*** Opening of Provided records ***
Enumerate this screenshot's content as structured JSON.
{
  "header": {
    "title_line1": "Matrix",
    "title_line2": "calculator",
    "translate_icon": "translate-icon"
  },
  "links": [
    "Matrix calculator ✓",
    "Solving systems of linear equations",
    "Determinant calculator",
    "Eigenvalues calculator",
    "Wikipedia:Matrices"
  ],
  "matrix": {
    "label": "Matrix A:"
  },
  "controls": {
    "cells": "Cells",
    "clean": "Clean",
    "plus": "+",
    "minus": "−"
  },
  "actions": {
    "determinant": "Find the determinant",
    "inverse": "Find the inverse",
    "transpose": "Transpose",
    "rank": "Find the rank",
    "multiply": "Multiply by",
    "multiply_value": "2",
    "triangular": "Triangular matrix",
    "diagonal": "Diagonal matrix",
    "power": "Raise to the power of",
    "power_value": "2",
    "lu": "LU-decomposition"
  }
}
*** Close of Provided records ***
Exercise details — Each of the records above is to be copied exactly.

Reply to the exercise —
Enumerate this screenshot's content as structured JSON.
{
  "header": {
    "title_line1": "Matrix",
    "title_line2": "calculator",
    "translate_icon": "translate-icon"
  },
  "links": [
    "Matrix calculator ✓",
    "Solving systems of linear equations",
    "Determinant calculator",
    "Eigenvalues calculator",
    "Wikipedia:Matrices"
  ],
  "matrix": {
    "label": "Matrix A:"
  },
  "controls": {
    "cells": "Cells",
    "clean": "Clean",
    "plus": "+",
    "minus": "−"
  },
  "actions": {
    "determinant": "Find the determinant",
    "inverse": "Find the inverse",
    "transpose": "Transpose",
    "rank": "Find the rank",
    "multiply": "Multiply by",
    "multiply_value": "2",
    "triangular": "Triangular matrix",
    "diagonal": "Diagonal matrix",
    "power": "Raise to the power of",
    "power_value": "2",
    "lu": "LU-decomposition"
  }
}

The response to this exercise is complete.